104 minutes. There has never been a televised debate that has gone past the 100-minute mark without wearing a bit. Words are traded about refugee policy and about building a wall to block immigration. Cruz jokes that he will get Trump to pay for it, which is a funny joke. Several candidates try to interrupt several other candidates, and multiple contenders agree that Kim Jong Un of North Korea is an unsavory fellow, and that China should not be able to hack the U.S. without repercussions.
131 minutes. Trump is invited to attack Cruz one more time. “I have gotten to know him over the last three or four days,” Trump responds. “He has a wonderful temperament. He’s just fine. Don’t worry about it.” Cruz returns the favor, again.
134 minutes. In the first Republican debate, Trump was asked if he would promise to support the eventual Republican nominee, and he said he could not. Now he is asked if he is ready to commit to the party. “I really am. I’ll be honest, I really am,” he says.

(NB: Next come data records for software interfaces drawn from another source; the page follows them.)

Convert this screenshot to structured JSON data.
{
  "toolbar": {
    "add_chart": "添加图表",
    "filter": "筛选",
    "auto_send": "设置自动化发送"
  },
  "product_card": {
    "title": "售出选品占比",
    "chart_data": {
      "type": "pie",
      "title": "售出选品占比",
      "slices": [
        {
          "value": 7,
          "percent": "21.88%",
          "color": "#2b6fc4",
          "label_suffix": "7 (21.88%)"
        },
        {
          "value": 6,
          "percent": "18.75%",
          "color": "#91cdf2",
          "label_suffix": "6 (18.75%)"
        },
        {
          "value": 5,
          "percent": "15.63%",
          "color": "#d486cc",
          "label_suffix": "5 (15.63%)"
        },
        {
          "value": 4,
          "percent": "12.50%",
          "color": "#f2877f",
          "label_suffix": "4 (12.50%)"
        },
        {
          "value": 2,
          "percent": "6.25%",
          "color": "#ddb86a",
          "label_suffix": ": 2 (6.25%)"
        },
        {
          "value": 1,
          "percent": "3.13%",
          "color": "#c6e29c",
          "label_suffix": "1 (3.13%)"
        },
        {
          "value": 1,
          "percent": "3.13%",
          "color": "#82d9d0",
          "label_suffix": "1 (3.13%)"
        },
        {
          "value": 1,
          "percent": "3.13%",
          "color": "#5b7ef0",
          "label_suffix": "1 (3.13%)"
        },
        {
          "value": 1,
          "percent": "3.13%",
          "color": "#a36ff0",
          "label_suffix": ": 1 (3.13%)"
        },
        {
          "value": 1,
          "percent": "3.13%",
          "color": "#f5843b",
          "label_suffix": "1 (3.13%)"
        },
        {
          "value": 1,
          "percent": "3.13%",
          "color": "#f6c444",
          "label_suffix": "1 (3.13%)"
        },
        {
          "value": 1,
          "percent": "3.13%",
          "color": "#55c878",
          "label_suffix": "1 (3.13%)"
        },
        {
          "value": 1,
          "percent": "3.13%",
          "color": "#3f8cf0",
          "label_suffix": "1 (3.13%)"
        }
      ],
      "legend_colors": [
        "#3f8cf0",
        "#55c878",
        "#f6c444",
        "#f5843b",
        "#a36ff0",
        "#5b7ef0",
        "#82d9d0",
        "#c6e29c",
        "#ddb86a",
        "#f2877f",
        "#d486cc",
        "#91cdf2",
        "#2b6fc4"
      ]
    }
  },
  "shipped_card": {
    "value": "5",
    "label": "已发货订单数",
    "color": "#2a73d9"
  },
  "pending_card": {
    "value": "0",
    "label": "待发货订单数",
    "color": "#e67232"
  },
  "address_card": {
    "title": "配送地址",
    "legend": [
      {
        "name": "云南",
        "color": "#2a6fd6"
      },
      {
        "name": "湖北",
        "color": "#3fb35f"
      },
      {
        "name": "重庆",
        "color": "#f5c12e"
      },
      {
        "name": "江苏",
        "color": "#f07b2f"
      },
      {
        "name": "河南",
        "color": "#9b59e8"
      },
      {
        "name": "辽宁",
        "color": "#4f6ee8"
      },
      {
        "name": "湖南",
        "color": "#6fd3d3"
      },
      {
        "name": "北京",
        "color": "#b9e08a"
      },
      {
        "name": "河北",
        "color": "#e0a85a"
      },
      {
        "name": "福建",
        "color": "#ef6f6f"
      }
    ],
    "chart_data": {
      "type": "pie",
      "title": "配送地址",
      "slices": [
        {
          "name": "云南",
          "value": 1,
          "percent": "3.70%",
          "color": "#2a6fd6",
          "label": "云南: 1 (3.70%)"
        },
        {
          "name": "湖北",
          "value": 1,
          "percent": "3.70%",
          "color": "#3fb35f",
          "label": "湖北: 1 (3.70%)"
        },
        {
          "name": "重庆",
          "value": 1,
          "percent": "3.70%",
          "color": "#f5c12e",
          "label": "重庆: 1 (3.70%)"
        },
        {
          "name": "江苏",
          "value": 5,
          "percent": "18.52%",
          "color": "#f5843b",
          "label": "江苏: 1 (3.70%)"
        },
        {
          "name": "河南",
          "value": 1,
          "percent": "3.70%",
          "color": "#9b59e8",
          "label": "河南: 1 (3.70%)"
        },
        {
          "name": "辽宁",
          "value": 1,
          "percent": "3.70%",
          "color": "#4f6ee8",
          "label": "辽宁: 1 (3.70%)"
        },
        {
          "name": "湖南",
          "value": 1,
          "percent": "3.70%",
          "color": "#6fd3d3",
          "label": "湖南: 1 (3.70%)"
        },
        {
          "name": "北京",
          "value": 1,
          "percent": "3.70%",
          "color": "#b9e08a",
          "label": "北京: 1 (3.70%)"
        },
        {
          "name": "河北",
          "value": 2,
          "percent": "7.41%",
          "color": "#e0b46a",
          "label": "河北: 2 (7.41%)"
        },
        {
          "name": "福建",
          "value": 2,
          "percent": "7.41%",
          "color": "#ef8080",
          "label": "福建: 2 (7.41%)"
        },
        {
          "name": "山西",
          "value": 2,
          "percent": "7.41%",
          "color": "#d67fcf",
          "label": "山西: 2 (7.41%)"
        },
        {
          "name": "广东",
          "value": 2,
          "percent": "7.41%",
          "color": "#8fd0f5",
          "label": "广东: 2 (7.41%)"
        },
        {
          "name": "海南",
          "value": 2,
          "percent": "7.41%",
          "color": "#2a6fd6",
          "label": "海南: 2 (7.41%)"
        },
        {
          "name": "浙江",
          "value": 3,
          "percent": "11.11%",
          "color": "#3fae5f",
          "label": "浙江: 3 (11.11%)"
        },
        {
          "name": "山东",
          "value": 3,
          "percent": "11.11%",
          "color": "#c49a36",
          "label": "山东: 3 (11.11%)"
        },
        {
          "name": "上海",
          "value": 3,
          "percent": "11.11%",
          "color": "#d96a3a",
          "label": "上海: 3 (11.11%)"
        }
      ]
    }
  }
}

Which is news.
139 minutes. Closing statements. Nothing special. This group of candidates certainly has its rough edges, but there is a lot of talent on the stage, more than appeared on the 2008 and 2012 debate stages. Stay tuned. Regardless of the polls, the race remains wide open.
More Must-Read Stories From TIME
- How an Online Pharmacy Sold Millions Worth Of Dubious COVID-19 Drugs — While Patients Paid the Price
- Why Literally Millions of Americans Are Quitting Their Jobs
- Meet the Women Participating in the Study That Could Change Future of Breast Cancer
- Inside the Battle for the Hearts and Minds of Tomorrow's Business Leaders
- An Innovative Washington Law Aims to Get Foreign-Trained Doctors Back in Hospitals
- Why the Ex-Husband of a Missing Chinese Billionaire Is Risking All to Tell Their Story
- Timothée Chalamet Wants You to Wear Your Heart on Your Sleeve